What to work on:
Exact copy, no pictures: return all the records as they stand.
*** Begin section ***
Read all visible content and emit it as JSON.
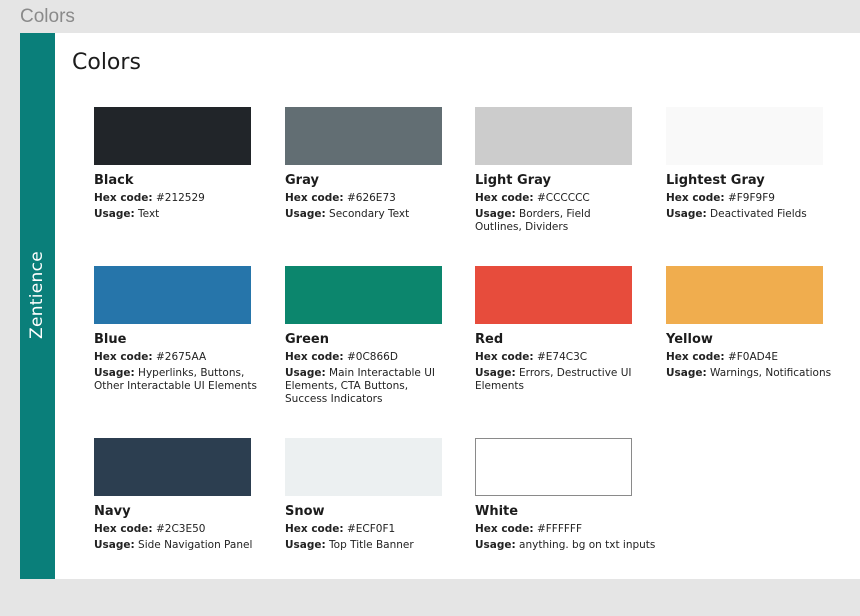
{
  "frame": {
    "label": "Colors"
  },
  "sidebar": {
    "brand": "Zentience",
    "color": "#0A7F7A"
  },
  "page": {
    "title": "Colors"
  },
  "labels": {
    "hex": "Hex code:",
    "usage": "Usage:"
  },
  "colors": [
    {
      "name": "Black",
      "hex": "#212529",
      "usage": "Text"
    },
    {
      "name": "Gray",
      "hex": "#626E73",
      "usage": "Secondary Text"
    },
    {
      "name": "Light Gray",
      "hex": "#CCCCCC",
      "usage": "Borders, Field Outlines, Dividers"
    },
    {
      "name": "Lightest Gray",
      "hex": "#F9F9F9",
      "usage": "Deactivated Fields"
    },
    {
      "name": "Blue",
      "hex": "#2675AA",
      "usage": "Hyperlinks, Buttons, Other Interactable UI Elements"
    },
    {
      "name": "Green",
      "hex": "#0C866D",
      "usage": "Main Interactable UI Elements, CTA Buttons, Success Indicators"
    },
    {
      "name": "Red",
      "hex": "#E74C3C",
      "usage": "Errors, Destructive UI Elements"
    },
    {
      "name": "Yellow",
      "hex": "#F0AD4E",
      "usage": "Warnings, Notifications"
    },
    {
      "name": "Navy",
      "hex": "#2C3E50",
      "usage": "Side Navigation Panel"
    },
    {
      "name": "Snow",
      "hex": "#ECF0F1",
      "usage": "Top Title Banner"
    },
    {
      "name": "White",
      "hex": "#FFFFFF",
      "usage": "anything. bg on txt inputs"
    }
  ]
}
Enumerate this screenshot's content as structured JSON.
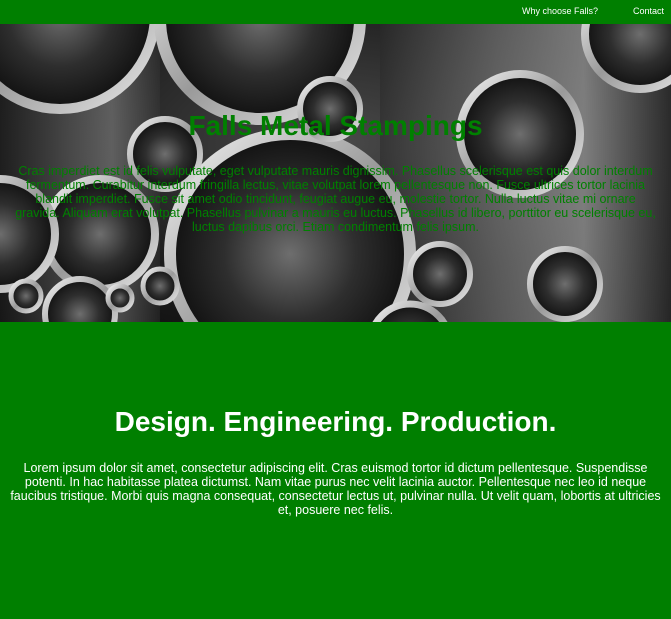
{
  "nav": {
    "why_label": "Why choose Falls?",
    "contact_label": "Contact"
  },
  "hero": {
    "title": "Falls Metal Stampings",
    "text": "Cras imperdiet est id felis vulputate, eget vulputate mauris dignissim. Phasellus scelerisque est quis dolor interdum fermentum. Curabitur interdum fringilla lectus, vitae volutpat lorem pellentesque non. Fusce ultrices tortor lacinia blandit imperdiet. Fusce sit amet odio tincidunt, feugiat augue eu, molestie tortor. Nulla luctus vitae mi ornare gravida. Aliquam erat volutpat. Phasellus pulvinar a mauris eu luctus. Phasellus id libero, porttitor eu scelerisque eu, luctus dapibus orci. Etiam condimentum felis ipsum."
  },
  "section": {
    "heading": "Design. Engineering. Production.",
    "text": "Lorem ipsum dolor sit amet, consectetur adipiscing elit. Cras euismod tortor id dictum pellentesque. Suspendisse potenti. In hac habitasse platea dictumst. Nam vitae purus nec velit lacinia auctor. Pellentesque nec leo id neque faucibus tristique. Morbi quis magna consequat, consectetur lectus ut, pulvinar nulla. Ut velit quam, lobortis at ultricies et, posuere nec felis."
  },
  "colors": {
    "brand_green": "#007f00",
    "hero_title_green": "#008000",
    "text_white": "#ffffff"
  }
}
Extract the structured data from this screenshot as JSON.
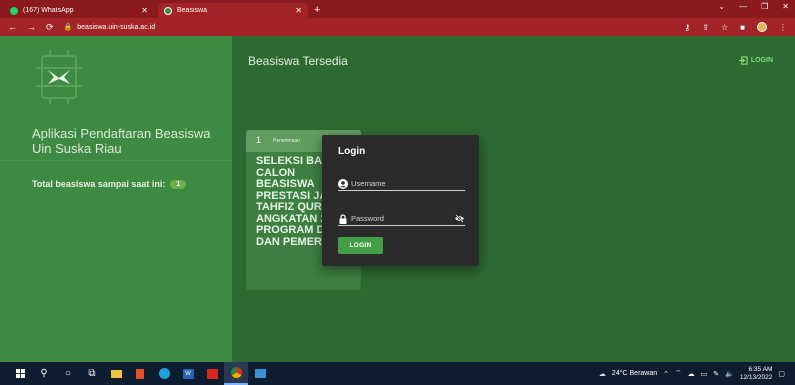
{
  "browser": {
    "tabs": [
      {
        "label": "(167) WhatsApp",
        "icon": "whatsapp-icon",
        "active": false
      },
      {
        "label": "Beasiswa",
        "icon": "site-favicon",
        "active": true
      }
    ],
    "url": "beasiswa.uin-suska.ac.id"
  },
  "sidebar": {
    "app_title": "Aplikasi Pendaftaran Beasiswa Uin Suska Riau",
    "total_label": "Total beasiswa sampai saat ini:",
    "total_count": "1"
  },
  "main": {
    "title": "Beasiswa Tersedia",
    "login_link": "LOGIN",
    "card": {
      "number": "1",
      "category": "Penerimaan",
      "title": "SELEKSI BAKAL CALON BEASISWA PRESTASI JALUR TAHFIZ QUR'AN ANGKATAN 2022 PROGRAM D3/D4 DAN PEMERINTAH"
    }
  },
  "modal": {
    "title": "Login",
    "username_placeholder": "Username",
    "password_placeholder": "Password",
    "button_label": "LOGIN"
  },
  "taskbar": {
    "weather": "24°C  Berawan",
    "time": "6:35 AM",
    "date": "12/13/2022"
  },
  "colors": {
    "chrome": "#a32427",
    "sidebar": "#3e8a43",
    "page_bg": "#2d6a31",
    "accent": "#43a047"
  }
}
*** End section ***
Your response:
Read all visible content and emit it as JSON.
{
  "frame": {
    "label": "Colors"
  },
  "sidebar": {
    "brand": "Zentience",
    "color": "#0A7F7A"
  },
  "page": {
    "title": "Colors"
  },
  "labels": {
    "hex": "Hex code:",
    "usage": "Usage:"
  },
  "colors": [
    {
      "name": "Black",
      "hex": "#212529",
      "usage": "Text"
    },
    {
      "name": "Gray",
      "hex": "#626E73",
      "usage": "Secondary Text"
    },
    {
      "name": "Light Gray",
      "hex": "#CCCCCC",
      "usage": "Borders, Field Outlines, Dividers"
    },
    {
      "name": "Lightest Gray",
      "hex": "#F9F9F9",
      "usage": "Deactivated Fields"
    },
    {
      "name": "Blue",
      "hex": "#2675AA",
      "usage": "Hyperlinks, Buttons, Other Interactable UI Elements"
    },
    {
      "name": "Green",
      "hex": "#0C866D",
      "usage": "Main Interactable UI Elements, CTA Buttons, Success Indicators"
    },
    {
      "name": "Red",
      "hex": "#E74C3C",
      "usage": "Errors, Destructive UI Elements"
    },
    {
      "name": "Yellow",
      "hex": "#F0AD4E",
      "usage": "Warnings, Notifications"
    },
    {
      "name": "Navy",
      "hex": "#2C3E50",
      "usage": "Side Navigation Panel"
    },
    {
      "name": "Snow",
      "hex": "#ECF0F1",
      "usage": "Top Title Banner"
    },
    {
      "name": "White",
      "hex": "#FFFFFF",
      "usage": "anything. bg on txt inputs"
    }
  ]
}
Enumerate this screenshot's content as structured JSON.
{
  "nav": {
    "why_label": "Why choose Falls?",
    "contact_label": "Contact"
  },
  "hero": {
    "title": "Falls Metal Stampings",
    "text": "Cras imperdiet est id felis vulputate, eget vulputate mauris dignissim. Phasellus scelerisque est quis dolor interdum fermentum. Curabitur interdum fringilla lectus, vitae volutpat lorem pellentesque non. Fusce ultrices tortor lacinia blandit imperdiet. Fusce sit amet odio tincidunt, feugiat augue eu, molestie tortor. Nulla luctus vitae mi ornare gravida. Aliquam erat volutpat. Phasellus pulvinar a mauris eu luctus. Phasellus id libero, porttitor eu scelerisque eu, luctus dapibus orci. Etiam condimentum felis ipsum."
  },
  "section": {
    "heading": "Design. Engineering. Production.",
    "text": "Lorem ipsum dolor sit amet, consectetur adipiscing elit. Cras euismod tortor id dictum pellentesque. Suspendisse potenti. In hac habitasse platea dictumst. Nam vitae purus nec velit lacinia auctor. Pellentesque nec leo id neque faucibus tristique. Morbi quis magna consequat, consectetur lectus ut, pulvinar nulla. Ut velit quam, lobortis at ultricies et, posuere nec felis."
  },
  "colors": {
    "brand_green": "#007f00",
    "hero_title_green": "#008000",
    "text_white": "#ffffff"
  }
}
Extract the structured data from this screenshot as JSON.
{
  "browser": {
    "tabs": [
      {
        "label": "(167) WhatsApp",
        "icon": "whatsapp-icon",
        "active": false
      },
      {
        "label": "Beasiswa",
        "icon": "site-favicon",
        "active": true
      }
    ],
    "url": "beasiswa.uin-suska.ac.id"
  },
  "sidebar": {
    "app_title": "Aplikasi Pendaftaran Beasiswa Uin Suska Riau",
    "total_label": "Total beasiswa sampai saat ini:",
    "total_count": "1"
  },
  "main": {
    "title": "Beasiswa Tersedia",
    "login_link": "LOGIN",
    "card": {
      "number": "1",
      "category": "Penerimaan",
      "title": "SELEKSI BAKAL CALON BEASISWA PRESTASI JALUR TAHFIZ QUR'AN ANGKATAN 2022 PROGRAM D3/D4 DAN PEMERINTAH"
    }
  },
  "modal": {
    "title": "Login",
    "username_placeholder": "Username",
    "password_placeholder": "Password",
    "button_label": "LOGIN"
  },
  "taskbar": {
    "weather": "24°C  Berawan",
    "time": "6:35 AM",
    "date": "12/13/2022"
  },
  "colors": {
    "chrome": "#a32427",
    "sidebar": "#3e8a43",
    "page_bg": "#2d6a31",
    "accent": "#43a047"
  }
}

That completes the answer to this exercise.